Sky high nutrition content in food production

by Celine C.S. Nicole, Signify Research

Plant Factories (also known as indoor farms or vertical farms) are gaining widespread attention over the last few years. Pioneered in Japan, the last few years show an acceleration in the adoption of plant factories in other regions such as the USA, Canada, Europe and South-East Asia.

Leafy greens are crops that are very suitable to be grown in plant factories. Among them are lettuce, arugula and fresh herbs. Locally grown, these crops can reach the end-consumer faster and therefore the freshness can be guaranteed longer.

For those crops which are usually sold minimally processed, it is important that the quality and food safety is fulfilled. Apart from reducing risks from bacterial load and other micro-organisms, plant factories offer the possibility to grow these crops without pesticides.

In addition, other quality aspects are requested such as appearance as judged from color and texture. For specific crops, taste is an important parameter and nutritional content as well (vitamins, flavonoids, carotenoids). For all the leafy green, shelf life is expected to be as good as with traditional horticulture practice.

In a plant factory, because all the growth parameters are under control, this means the quality at harvest can be controlled as well. This new control parameter enabled by LED light gives new opportunities in the food production chain.


What drives you?
It has been my drive for many years to work on research that is directly relevant for the society. I also like Hippocrates quote “Let food be thy medicine and medicine be thy food”. Consumers today want fresh produce year-round, locally grown without pesticides and of high nutritional quality. With LED light recipes used in vertical farming it is becoming possible to increase production yield and at the same time deliver a highly nutritious product.

Why should the delegate attend your presentation?
Learn something about light

What emerging technologies/trends do you see as having the greatest potential in the short and long run?
Understanding plant and light interaction is important to be able to produce food efficiently and of a high quality for a growing population. LEDs are enabling new research on plant growth. The horticulture industry must learn again how to produce food in the context of vertical farming. Light recipe research is crucial for vertical farming because it interacts with all the parameters controlling the plant growth. This control is in the hands of the farm operator who needs a very extensive knowledge and know-how in a field where not so much information is available yet. To have answers on optimum growth recipes Philips lighting Horticulture Led Solutions is building a large recipe database which will enable us to advice on the best recipe for growth and high-quality food production. We also propose trials in our vertical farming research centers for growth recipe research. Additional in-depth understanding on mechanisms involved in improving quality of fresh vegetables produce needs to be researched by Universities and Research institutes. Therefore, we have for many years a strong collaboration with Wageningen University in the team of Prof.
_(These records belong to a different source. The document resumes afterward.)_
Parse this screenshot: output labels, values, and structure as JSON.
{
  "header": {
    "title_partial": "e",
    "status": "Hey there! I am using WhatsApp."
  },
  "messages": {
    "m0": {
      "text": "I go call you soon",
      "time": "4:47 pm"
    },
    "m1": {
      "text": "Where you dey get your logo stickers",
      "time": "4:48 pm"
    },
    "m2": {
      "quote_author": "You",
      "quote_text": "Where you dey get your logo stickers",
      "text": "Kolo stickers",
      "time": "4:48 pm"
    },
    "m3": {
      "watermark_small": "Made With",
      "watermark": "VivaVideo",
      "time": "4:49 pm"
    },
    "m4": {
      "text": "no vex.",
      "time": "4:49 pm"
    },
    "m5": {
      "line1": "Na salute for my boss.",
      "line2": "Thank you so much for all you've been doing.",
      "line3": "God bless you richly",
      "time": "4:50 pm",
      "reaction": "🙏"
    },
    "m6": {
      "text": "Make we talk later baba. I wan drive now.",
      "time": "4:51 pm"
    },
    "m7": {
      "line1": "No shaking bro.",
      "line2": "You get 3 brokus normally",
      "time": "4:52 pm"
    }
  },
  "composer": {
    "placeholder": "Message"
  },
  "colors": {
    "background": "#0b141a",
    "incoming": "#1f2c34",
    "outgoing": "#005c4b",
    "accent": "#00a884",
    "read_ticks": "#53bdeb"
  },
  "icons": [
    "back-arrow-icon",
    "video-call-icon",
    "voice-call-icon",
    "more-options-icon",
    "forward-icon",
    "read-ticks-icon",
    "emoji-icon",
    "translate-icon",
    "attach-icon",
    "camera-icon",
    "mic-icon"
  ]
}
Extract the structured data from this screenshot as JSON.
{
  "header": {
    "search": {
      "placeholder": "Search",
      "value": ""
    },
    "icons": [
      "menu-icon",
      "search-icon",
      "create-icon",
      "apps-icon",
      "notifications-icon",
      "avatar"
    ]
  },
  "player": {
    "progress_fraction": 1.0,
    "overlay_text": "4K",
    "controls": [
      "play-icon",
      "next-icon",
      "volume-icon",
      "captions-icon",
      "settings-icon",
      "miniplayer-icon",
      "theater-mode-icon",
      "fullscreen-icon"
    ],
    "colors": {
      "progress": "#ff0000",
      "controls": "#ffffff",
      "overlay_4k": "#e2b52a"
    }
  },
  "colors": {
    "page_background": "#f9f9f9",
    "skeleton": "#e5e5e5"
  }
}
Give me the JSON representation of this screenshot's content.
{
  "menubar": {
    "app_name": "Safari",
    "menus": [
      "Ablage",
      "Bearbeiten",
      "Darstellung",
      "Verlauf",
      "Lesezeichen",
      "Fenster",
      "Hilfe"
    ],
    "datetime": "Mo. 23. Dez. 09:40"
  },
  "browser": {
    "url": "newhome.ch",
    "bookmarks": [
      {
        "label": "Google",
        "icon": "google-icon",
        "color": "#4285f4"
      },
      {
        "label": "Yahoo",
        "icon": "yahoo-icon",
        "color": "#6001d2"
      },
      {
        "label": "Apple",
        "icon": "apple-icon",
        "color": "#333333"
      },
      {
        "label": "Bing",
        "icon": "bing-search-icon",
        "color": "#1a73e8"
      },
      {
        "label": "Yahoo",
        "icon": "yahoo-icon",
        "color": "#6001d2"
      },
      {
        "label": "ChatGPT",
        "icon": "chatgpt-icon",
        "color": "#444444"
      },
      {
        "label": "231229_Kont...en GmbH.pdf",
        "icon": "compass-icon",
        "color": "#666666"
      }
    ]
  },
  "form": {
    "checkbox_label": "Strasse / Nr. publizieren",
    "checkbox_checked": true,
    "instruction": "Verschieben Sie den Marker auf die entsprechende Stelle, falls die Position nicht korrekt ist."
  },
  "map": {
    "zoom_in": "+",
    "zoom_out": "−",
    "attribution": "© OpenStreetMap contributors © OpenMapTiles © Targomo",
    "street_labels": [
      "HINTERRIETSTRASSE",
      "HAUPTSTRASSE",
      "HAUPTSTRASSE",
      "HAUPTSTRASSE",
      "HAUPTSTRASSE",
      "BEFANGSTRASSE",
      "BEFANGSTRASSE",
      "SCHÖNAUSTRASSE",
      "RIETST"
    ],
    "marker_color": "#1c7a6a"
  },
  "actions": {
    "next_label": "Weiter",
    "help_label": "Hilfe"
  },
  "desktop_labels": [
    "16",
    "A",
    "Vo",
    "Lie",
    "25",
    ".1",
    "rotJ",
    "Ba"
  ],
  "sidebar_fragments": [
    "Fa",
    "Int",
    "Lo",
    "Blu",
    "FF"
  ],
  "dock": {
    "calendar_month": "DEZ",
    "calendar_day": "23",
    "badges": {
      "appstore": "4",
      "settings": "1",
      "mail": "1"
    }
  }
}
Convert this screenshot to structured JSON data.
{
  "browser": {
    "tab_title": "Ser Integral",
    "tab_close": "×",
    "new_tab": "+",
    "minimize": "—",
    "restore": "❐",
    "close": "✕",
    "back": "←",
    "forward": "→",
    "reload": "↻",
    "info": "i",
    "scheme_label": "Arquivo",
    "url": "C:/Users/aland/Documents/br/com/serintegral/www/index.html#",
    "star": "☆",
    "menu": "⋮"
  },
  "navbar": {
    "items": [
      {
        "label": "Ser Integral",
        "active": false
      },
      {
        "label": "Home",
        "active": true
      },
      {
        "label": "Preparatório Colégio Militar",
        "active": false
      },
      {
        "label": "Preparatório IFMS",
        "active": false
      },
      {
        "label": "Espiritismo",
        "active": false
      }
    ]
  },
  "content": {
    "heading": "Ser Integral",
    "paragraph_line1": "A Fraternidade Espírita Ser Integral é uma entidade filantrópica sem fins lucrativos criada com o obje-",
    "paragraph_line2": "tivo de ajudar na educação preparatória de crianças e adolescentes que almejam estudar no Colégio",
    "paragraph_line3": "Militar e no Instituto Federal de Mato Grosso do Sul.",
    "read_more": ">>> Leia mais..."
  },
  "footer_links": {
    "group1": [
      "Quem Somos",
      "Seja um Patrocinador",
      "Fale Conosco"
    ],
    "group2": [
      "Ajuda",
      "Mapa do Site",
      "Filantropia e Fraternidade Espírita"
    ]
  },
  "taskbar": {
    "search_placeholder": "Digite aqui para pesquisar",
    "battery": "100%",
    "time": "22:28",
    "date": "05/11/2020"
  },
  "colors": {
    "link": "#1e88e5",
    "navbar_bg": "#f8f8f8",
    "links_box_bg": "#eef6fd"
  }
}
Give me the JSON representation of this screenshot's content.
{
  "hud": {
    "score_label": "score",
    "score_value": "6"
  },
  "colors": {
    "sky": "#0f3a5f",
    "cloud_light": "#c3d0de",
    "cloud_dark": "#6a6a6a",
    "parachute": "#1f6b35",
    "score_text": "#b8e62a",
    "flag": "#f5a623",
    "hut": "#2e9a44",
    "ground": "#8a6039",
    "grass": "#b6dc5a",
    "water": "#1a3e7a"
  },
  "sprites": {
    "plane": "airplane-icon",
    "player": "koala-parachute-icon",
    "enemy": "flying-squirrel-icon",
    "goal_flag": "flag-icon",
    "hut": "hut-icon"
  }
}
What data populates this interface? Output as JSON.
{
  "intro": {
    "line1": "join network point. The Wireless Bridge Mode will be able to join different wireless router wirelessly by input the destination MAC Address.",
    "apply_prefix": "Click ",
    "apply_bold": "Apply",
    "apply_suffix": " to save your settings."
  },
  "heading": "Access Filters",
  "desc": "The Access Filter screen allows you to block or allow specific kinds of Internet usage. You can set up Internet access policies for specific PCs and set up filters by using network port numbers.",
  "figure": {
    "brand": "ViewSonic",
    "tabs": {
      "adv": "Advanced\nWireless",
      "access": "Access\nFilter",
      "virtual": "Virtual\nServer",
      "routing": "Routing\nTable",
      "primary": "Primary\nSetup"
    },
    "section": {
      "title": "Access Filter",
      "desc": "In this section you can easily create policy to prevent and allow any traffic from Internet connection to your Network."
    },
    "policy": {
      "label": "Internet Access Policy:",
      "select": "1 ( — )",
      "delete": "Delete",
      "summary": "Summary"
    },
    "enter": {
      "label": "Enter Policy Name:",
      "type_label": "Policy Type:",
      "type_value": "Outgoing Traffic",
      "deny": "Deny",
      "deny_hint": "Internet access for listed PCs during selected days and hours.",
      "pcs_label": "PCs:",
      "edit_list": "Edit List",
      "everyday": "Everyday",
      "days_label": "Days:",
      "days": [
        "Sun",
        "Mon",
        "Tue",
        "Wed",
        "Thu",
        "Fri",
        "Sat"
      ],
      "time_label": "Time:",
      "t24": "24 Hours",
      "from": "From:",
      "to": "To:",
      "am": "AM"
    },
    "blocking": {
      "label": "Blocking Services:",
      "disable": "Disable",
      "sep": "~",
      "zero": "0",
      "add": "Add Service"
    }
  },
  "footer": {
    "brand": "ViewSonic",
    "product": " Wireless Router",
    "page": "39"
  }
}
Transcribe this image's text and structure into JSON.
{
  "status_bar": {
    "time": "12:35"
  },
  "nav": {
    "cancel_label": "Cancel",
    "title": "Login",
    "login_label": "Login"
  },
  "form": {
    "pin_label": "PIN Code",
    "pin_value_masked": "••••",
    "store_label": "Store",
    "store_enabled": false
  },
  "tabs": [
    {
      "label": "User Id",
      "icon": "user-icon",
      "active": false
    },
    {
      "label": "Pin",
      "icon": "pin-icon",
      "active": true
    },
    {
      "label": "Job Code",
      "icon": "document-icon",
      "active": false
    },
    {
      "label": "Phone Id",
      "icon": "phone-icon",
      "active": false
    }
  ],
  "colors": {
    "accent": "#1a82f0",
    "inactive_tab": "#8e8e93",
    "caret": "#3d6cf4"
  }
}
Leo Marcelis.

What kind of impact do you expect them to have?
Baby leaves (10 to 15 cm long leaves) from lettuce, arugula and spinach and fresh herbs are more and more popular among consumers. For both categories of leafy greens and herbs, the consumer attaches a high value to the quality of fresh produce as well as food safety factors. The quality is a combination of many characteristics: its appearance (color, texture), taste, shelf life, nutritional value. In particular, healthy nutrients content becomes a quality attribute which is requested more and more by health conscious consumers. The result we observed on the vitamin C and K content of rocket and baby leaf spinach can potentially lead to a new opportunity in the retail chain. With nutrition labelling regulations in Europe, a significant vitamin C content is stated when the product contains 15% or more of the RDA (recommended dietary allowance) supplied by 100 g of fresh product. We have found a way to boost the nutrient content of baby leaf products using specific light recipe with well-defined growth conditions where we would be able to fulfill 100% of some of the RDA.

What are the barriers that might stand in the way?
Our research opens new opportunities in the food chain which was never possible in the horticulture history. Vegetables can be grown not only with a constant quality, but also specific nutrient content can be achieved or boosted. This new food production may enable possible in vivo research on human food nutrition and how gut metabolism is affected by the nutrient composition of specific vegetables having a well-defined nutrient content. And long-term, it will enable more knowledge on impact of food on human health. Plant science research needs now to connect with human food nutrition research to enable innovation.

About Celine C.S. Nicole

Dr. Celine C.S. Nicole is responsible for recipe research at Signify Research (former Philips Lighting). She has expertise in physics, plant sciences, laser, light and sensing technology. The last 12 years, she has accumulated expertise in light application for greenhouse and indoor horticulture. Specializing on nutrition content of food, growth and pre- or post-harvest quality of various horticultural crops under LED lighting. Crop expertise extends from vegetables, to floriculture and medicinal plants (optimizing compounds for medicine). She is laboratory manager of R&D indoor farming facility at GrowWise research center and is also in charge of open innovation (University, Public/Private program) and supervision and co-promotion of University students (PhDs and Msc).

About Signify

Leave a Reply

Your email address will not be published.